The United Kingdom is quite a complicated political system in the sense that it is a kingdom with 4 countries that each have their own government, but are ultimately ran by the Queen and the UK prime minister.

The UK government is based in London and overseas all 4 countries and has the ultimate executive power. Each region in the UK also has a council which runs regional matters, appoints a representative for the UK parliament as well as answering to their country’s government on regional matters. Any UK proceedings or legislations are addressed in the UK parliament in London.

 Good to know: Scotland recently held a referendum on independence, the Scottish people voted to remain but now have many more laws in place that ensure they are more independent from London, both politically and economically, compared to Northern Ireland and Wales.

Climate and landscape in the UK

The UK climate varies hugely depending on where you live. If you live in the South of England, you will enjoy much more milder weather and sunnier summers. If you live in Northern England or Northern Ireland, you will have much more rain and lower temperatures. Scotland is known for being particularly cold and humid. If you live in one of the many areas by the sea, you will enjoy much windier and oceanic climates.

There are some areas in the UK that are considered warmer micro-climates, these include parts of Wales, South-west England, and the Isle of Scilly.

The UK landscape is best known for its rolling green countryside, many scenic rivers, stunning hills, and mountains. Although this is the reality, the UK is much more diverse. The many large cities in the UK offer vibrant, urban labyrinths with many architectural building still standing that span more than 400 years but also many modern buildings made of glass, brick or concrete. The UK also has many beautiful beaches along its entire cost from Cornwall to Northern Scotland.

The UK was the birthplace of the Industrial Revolution and so many towns and cities have an industrial identity, with many factories and warehouses present across the city or town. The UK went through a post-industrial slump during the 20th century and had many empty industrial-looking buildings littered across the UK. The country has luckily awoken from its slumber and uses the grit of their industrial past, modern innovation and its economic boom to convert many of its old industrial buildings into chic loft apartments, art galleries or trendy cultural and social spaces.

 Good to know: There are many canal networks in the UK, which amount to 2,200 miles. The canals were originally used during the Industrial Revolution but now serve as scenic routes to travel across the country and trendy social scenes in large cities.

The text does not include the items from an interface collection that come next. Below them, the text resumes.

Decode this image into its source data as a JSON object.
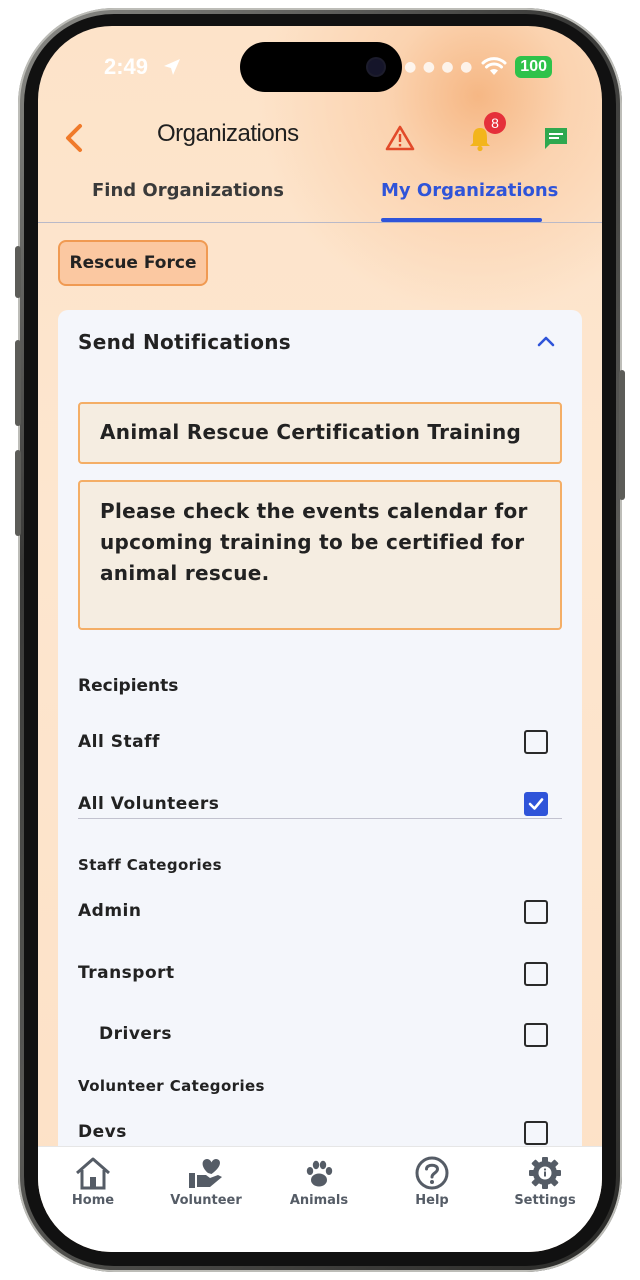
{
  "status_bar": {
    "time": "2:49",
    "battery": "100"
  },
  "header": {
    "title": "Organizations",
    "notification_count": "8"
  },
  "tabs": [
    {
      "label": "Find Organizations",
      "active": false
    },
    {
      "label": "My Organizations",
      "active": true
    }
  ],
  "org_chip": "Rescue Force",
  "notify": {
    "section_title": "Send Notifications",
    "title_value": "Animal Rescue Certification Training",
    "message_value": "Please check the events calendar for upcoming training to be certified for animal rescue.",
    "recipients_label": "Recipients",
    "recipients": [
      {
        "label": "All Staff",
        "checked": false
      },
      {
        "label": "All Volunteers",
        "checked": true
      }
    ],
    "staff_categories_label": "Staff Categories",
    "staff_categories": [
      {
        "label": "Admin",
        "checked": false
      },
      {
        "label": "Transport",
        "checked": false
      },
      {
        "label": "Drivers",
        "checked": false
      }
    ],
    "volunteer_categories_label": "Volunteer Categories",
    "volunteer_categories": [
      {
        "label": "Devs",
        "checked": false
      }
    ]
  },
  "bottom_nav": [
    {
      "label": "Home",
      "icon": "home-icon"
    },
    {
      "label": "Volunteer",
      "icon": "volunteer-icon"
    },
    {
      "label": "Animals",
      "icon": "paw-icon"
    },
    {
      "label": "Help",
      "icon": "help-icon"
    },
    {
      "label": "Settings",
      "icon": "settings-icon"
    }
  ],
  "colors": {
    "accent": "#2f54d9",
    "orange": "#f07a2a",
    "chip_bg": "#fbc8a1",
    "field_border": "#f4ae66"
  }
}
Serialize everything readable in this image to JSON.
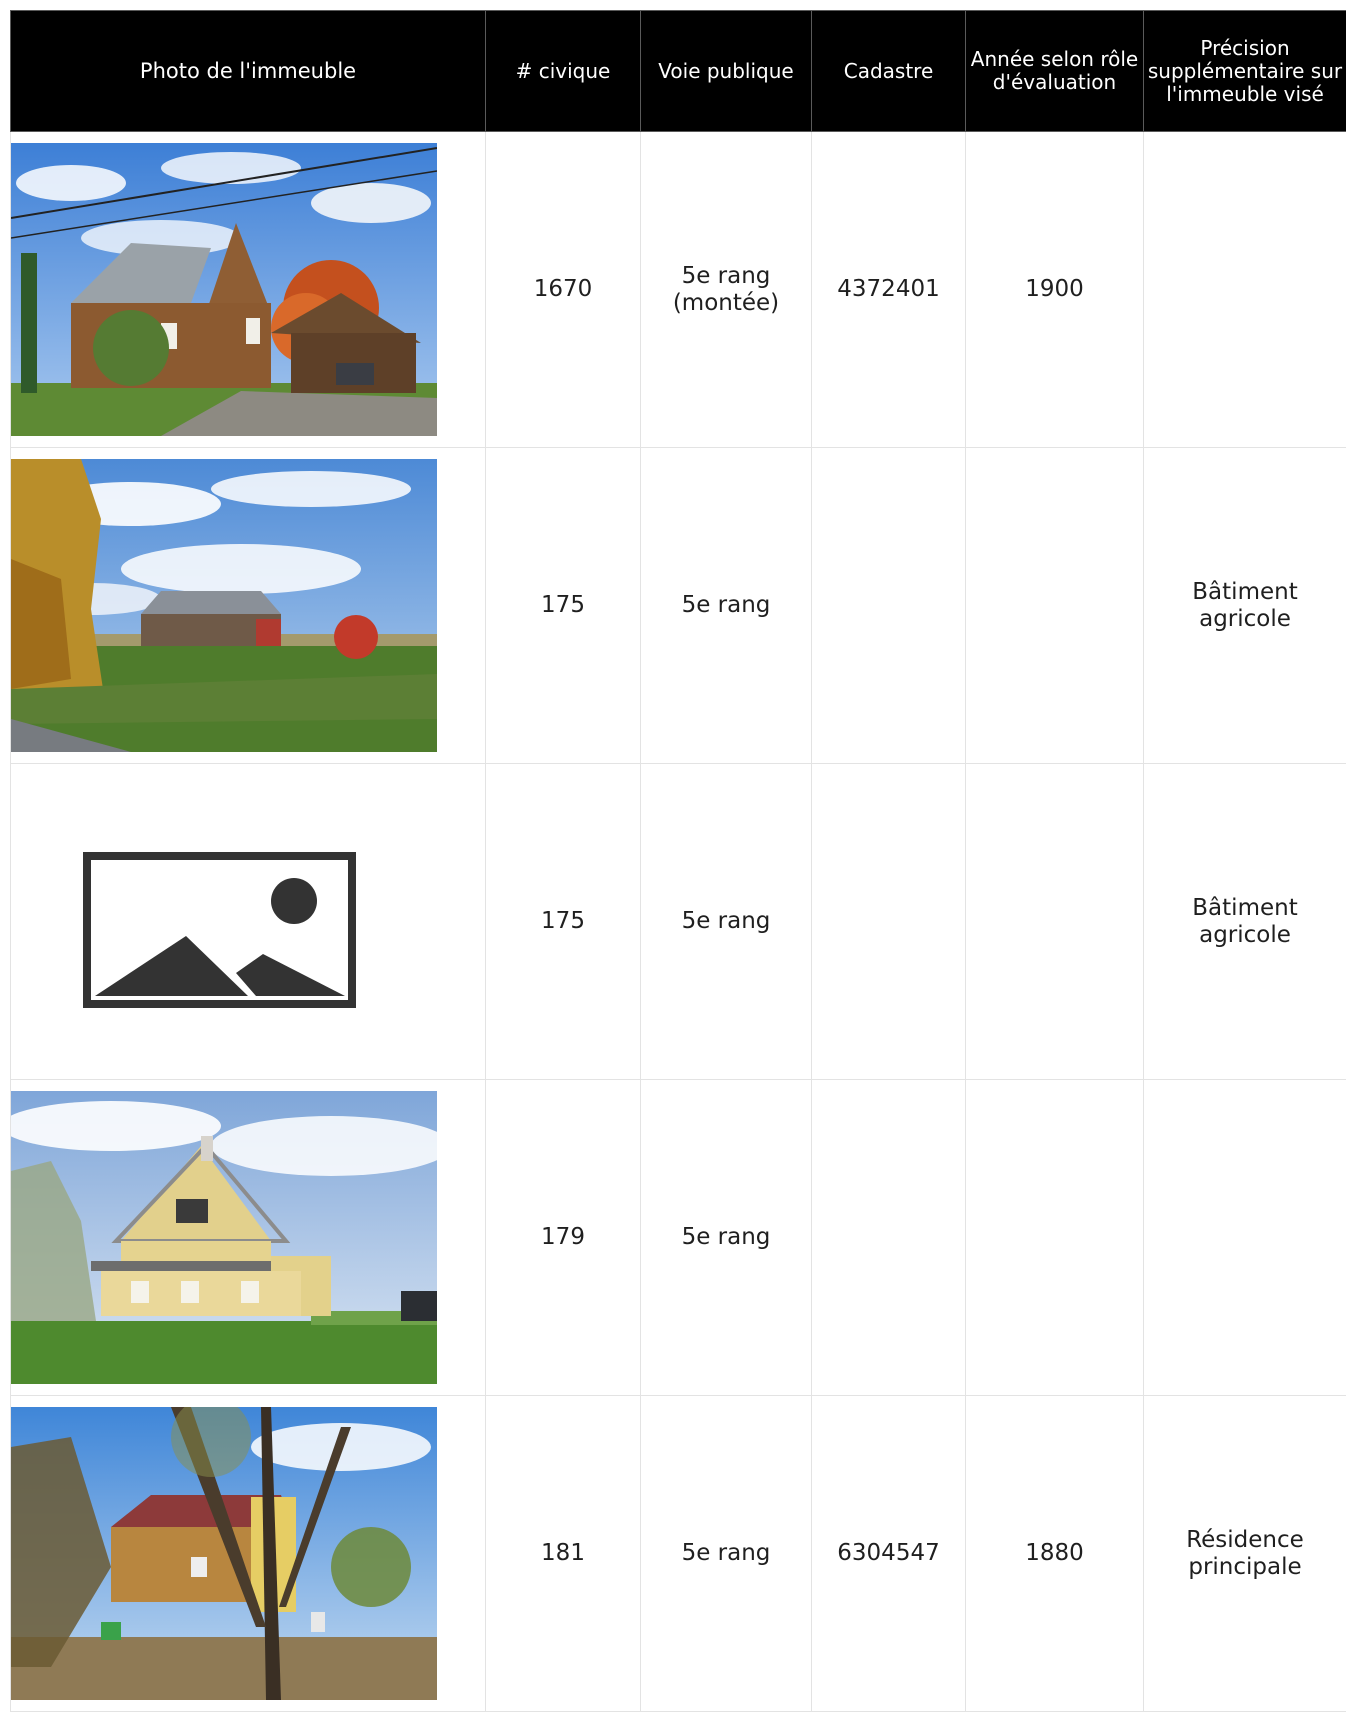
{
  "table": {
    "headers": {
      "photo": "Photo de l'immeuble",
      "civique": "# civique",
      "voie": "Voie publique",
      "cadastre": "Cadastre",
      "annee": "Année selon rôle d'évaluation",
      "precision": "Précision supplémentaire sur l'immeuble visé"
    },
    "rows": [
      {
        "photo_icon": "house-photo",
        "civique": "1670",
        "voie": "5e rang (montée)",
        "cadastre": "4372401",
        "annee": "1900",
        "precision": ""
      },
      {
        "photo_icon": "barn-photo",
        "civique": "175",
        "voie": "5e rang",
        "cadastre": "",
        "annee": "",
        "precision": "Bâtiment agricole"
      },
      {
        "photo_icon": "image-placeholder-icon",
        "civique": "175",
        "voie": "5e rang",
        "cadastre": "",
        "annee": "",
        "precision": "Bâtiment agricole"
      },
      {
        "photo_icon": "yellow-house-photo",
        "civique": "179",
        "voie": "5e rang",
        "cadastre": "",
        "annee": "",
        "precision": ""
      },
      {
        "photo_icon": "red-roof-house-photo",
        "civique": "181",
        "voie": "5e rang",
        "cadastre": "6304547",
        "annee": "1880",
        "precision": "Résidence principale"
      }
    ]
  }
}
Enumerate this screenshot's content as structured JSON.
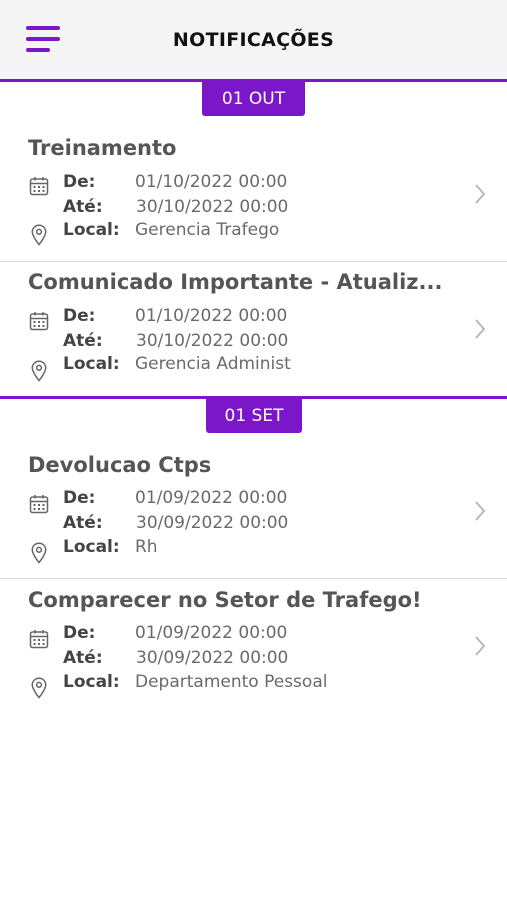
{
  "colors": {
    "accent": "#7b16c9",
    "header_bg": "#f5f5f5",
    "divider": "#dcdcdc"
  },
  "header": {
    "title": "NOTIFICAÇÕES",
    "menu_icon": "hamburger-menu-icon"
  },
  "labels": {
    "from": "De:",
    "to": "Até:",
    "location": "Local:"
  },
  "sections": [
    {
      "date_label": "01 OUT",
      "items": [
        {
          "title": "Treinamento",
          "from": "01/10/2022 00:00",
          "to": "30/10/2022 00:00",
          "location": "Gerencia Trafego"
        },
        {
          "title": "Comunicado Importante - Atualiz...",
          "from": "01/10/2022 00:00",
          "to": "30/10/2022 00:00",
          "location": "Gerencia Administ"
        }
      ]
    },
    {
      "date_label": "01 SET",
      "items": [
        {
          "title": "Devolucao Ctps",
          "from": "01/09/2022 00:00",
          "to": "30/09/2022 00:00",
          "location": "Rh"
        },
        {
          "title": "Comparecer no Setor de Trafego!",
          "from": "01/09/2022 00:00",
          "to": "30/09/2022 00:00",
          "location": "Departamento Pessoal"
        }
      ]
    }
  ]
}
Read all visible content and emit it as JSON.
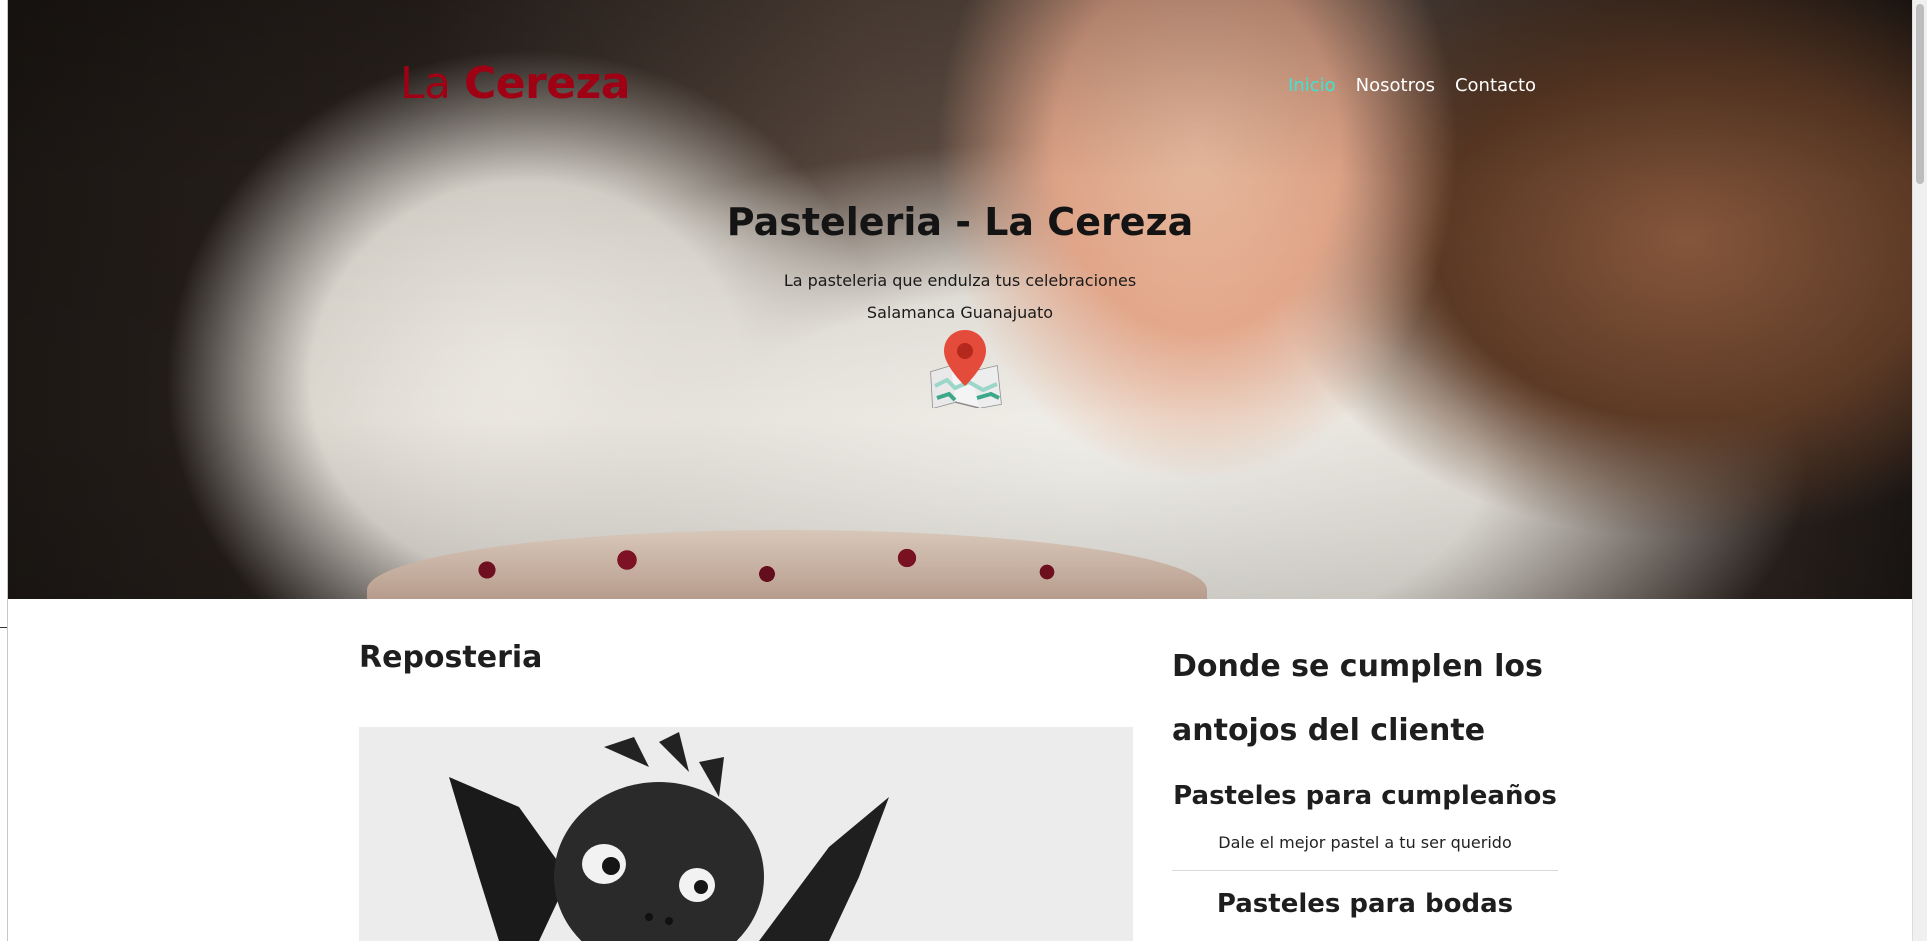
{
  "brand": {
    "part1": "La ",
    "part2": "Cereza",
    "color": "#a00014"
  },
  "nav": {
    "items": [
      "Inicio",
      "Nosotros",
      "Contacto"
    ],
    "active_color": "#39e6d6"
  },
  "hero": {
    "title": "Pasteleria - La Cereza",
    "subtitle": "La pasteleria que endulza tus celebraciones",
    "location": "Salamanca Guanajuato",
    "map_icon": "map-pin-icon"
  },
  "left": {
    "title": "Reposteria"
  },
  "right": {
    "heading": "Donde se cumplen los antojos del cliente",
    "services": [
      {
        "title": "Pasteles para cumpleaños",
        "description": "Dale el mejor pastel a tu ser querido"
      },
      {
        "title": "Pasteles para bodas"
      }
    ]
  }
}
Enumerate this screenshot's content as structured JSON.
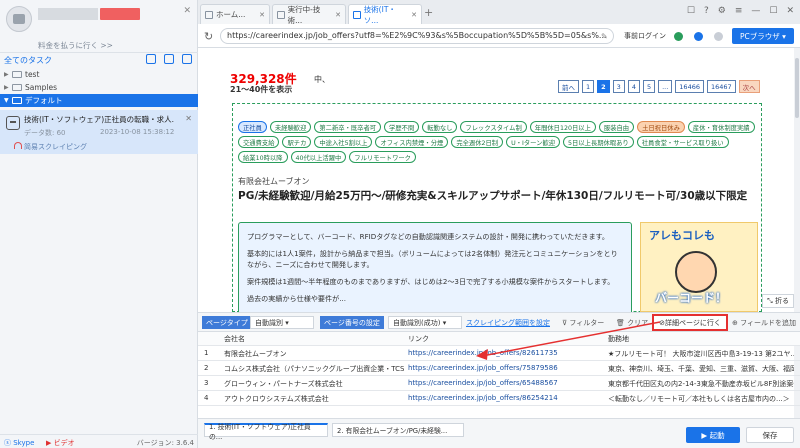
{
  "sidebar": {
    "pay_link": "料金を払うに行く >>",
    "tasks_label": "全てのタスク",
    "folders": [
      {
        "name": "test",
        "expanded": false
      },
      {
        "name": "Samples",
        "expanded": false
      },
      {
        "name": "デフォルト",
        "expanded": true
      }
    ],
    "task": {
      "name": "技術(IT・ソフトウェア)正社員の転職・求人...",
      "data_count": "データ数: 60",
      "time": "2023-10-08 15:38:12",
      "mode": "简易スクレイピング"
    },
    "footer": {
      "skype": "Skype",
      "video": "ビデオ",
      "version": "バージョン: 3.6.4"
    }
  },
  "tabs": [
    {
      "label": "ホーム..."
    },
    {
      "label": "実行中-技術..."
    },
    {
      "label": "技術(IT・ソ..."
    }
  ],
  "address": {
    "url": "https://careerindex.jp/job_offers?utf8=%E2%9C%93&s%5Boccupation%5D%5B%5D=05&s%...",
    "pre_login": "事前ログイン",
    "pc_browser": "PCブラウザ"
  },
  "page": {
    "count": "329,328件",
    "count_suffix": "中、",
    "range": "21〜40件を表示",
    "pager": [
      {
        "label": "前へ",
        "state": "normal"
      },
      {
        "label": "1",
        "state": "normal"
      },
      {
        "label": "2",
        "state": "active"
      },
      {
        "label": "3",
        "state": "normal"
      },
      {
        "label": "4",
        "state": "normal"
      },
      {
        "label": "5",
        "state": "normal"
      },
      {
        "label": "...",
        "state": "normal"
      },
      {
        "label": "16466",
        "state": "normal"
      },
      {
        "label": "16467",
        "state": "normal"
      },
      {
        "label": "次へ",
        "state": "next"
      }
    ],
    "tags": [
      {
        "text": "正社員",
        "style": "first"
      },
      {
        "text": "未経験歓迎",
        "style": "normal"
      },
      {
        "text": "第二新卒・既卒者可",
        "style": "normal"
      },
      {
        "text": "学歴不問",
        "style": "normal"
      },
      {
        "text": "転勤なし",
        "style": "normal"
      },
      {
        "text": "フレックスタイム制",
        "style": "normal"
      },
      {
        "text": "年間休日120日以上",
        "style": "normal"
      },
      {
        "text": "服装自由",
        "style": "normal"
      },
      {
        "text": "土日祝日休み",
        "style": "orange"
      },
      {
        "text": "産休・育休制度実績",
        "style": "normal"
      },
      {
        "text": "交通費支給",
        "style": "normal"
      },
      {
        "text": "駅チカ",
        "style": "normal"
      },
      {
        "text": "中途入社5割以上",
        "style": "normal"
      },
      {
        "text": "オフィス内禁煙・分煙",
        "style": "normal"
      },
      {
        "text": "完全週休2日制",
        "style": "normal"
      },
      {
        "text": "U・Iターン歓迎",
        "style": "normal"
      },
      {
        "text": "5日以上長期休暇あり",
        "style": "normal"
      },
      {
        "text": "社員食堂・サービス取り扱い",
        "style": "normal"
      },
      {
        "text": "給業10時以降",
        "style": "normal"
      },
      {
        "text": "40代以上活躍中",
        "style": "normal"
      },
      {
        "text": "フルリモートワーク",
        "style": "normal"
      }
    ],
    "company_prefix": "有限会社ムーブオン",
    "job_title": "PG/未経験歓迎/月給25万円～/研修充実&スキルアップサポート/年休130日/フルリモート可/30歳以下限定",
    "desc": [
      "プログラマーとして、バーコード、RFIDタグなどの自動認識関連システムの設計・開発に携わっていただきます。",
      "基本的には1人1案件，設計から納品まで担当。（ボリュームによっては2名体制）発注元とコミュニケーションをとりながら、ニーズに合わせて開発します。",
      "案件規模は1週間～半年程度のものまでありますが、はじめは2～3日で完了する小規模な案件からスタートします。",
      "過去の実績から仕様や要件が..."
    ],
    "banner_top": "アレもコレも",
    "banner_bottom": "バーコード！",
    "fold": "折る"
  },
  "datatools": {
    "page_type_label": "ページタイプ",
    "page_type_value": "自動識別",
    "page_num_label": "ページ番号の設定",
    "page_num_value": "自動識別(成功)",
    "range_link": "スクレイピング範囲を設定",
    "filter": "フィルター",
    "clear": "クリア",
    "goto_detail": "詳細ページに行く",
    "add_field": "フィールドを追加"
  },
  "grid": {
    "headers": [
      "",
      "会社名",
      "リンク",
      "勤務地"
    ],
    "rows": [
      [
        "1",
        "有限会社ムーブオン",
        "https://careerindex.jp/job_offers/82611735",
        "★フルリモート可！ 大阪市淀川区西中島3-19-13 第2ユヤ..."
      ],
      [
        "2",
        "コムシス株式会社（パナソニックグループ出資企業・TCSグ...",
        "https://careerindex.jp/job_offers/75879586",
        "東京、神奈川、埼玉、千葉、愛知、三重、滋賀、大阪、福岡いずれ..."
      ],
      [
        "3",
        "グローウィン・パートナーズ株式会社",
        "https://careerindex.jp/job_offers/65488567",
        "東京都千代田区丸の内2-14-3東急不動産赤坂ビル8F別途案件..."
      ],
      [
        "4",
        "アウトクロウシステムズ株式会社",
        "https://careerindex.jp/job_offers/86254214",
        "＜転勤なし／リモート可／本社もしくは名古屋市内の...＞"
      ]
    ]
  },
  "footer": {
    "tabs": [
      "1. 技術(IT・ソフトウェア)正社員の...",
      "2. 有限会社ムーブオン/PG/未経験..."
    ],
    "run": "▶ 起動",
    "save": "保存"
  },
  "colors": {
    "accent": "#1a73e8",
    "highlight": "#e53030",
    "count": "#ee0000"
  }
}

 Useful Links

Visit Britain
The UK Government explained
UK Canals and Rivers
British Culture and Social norms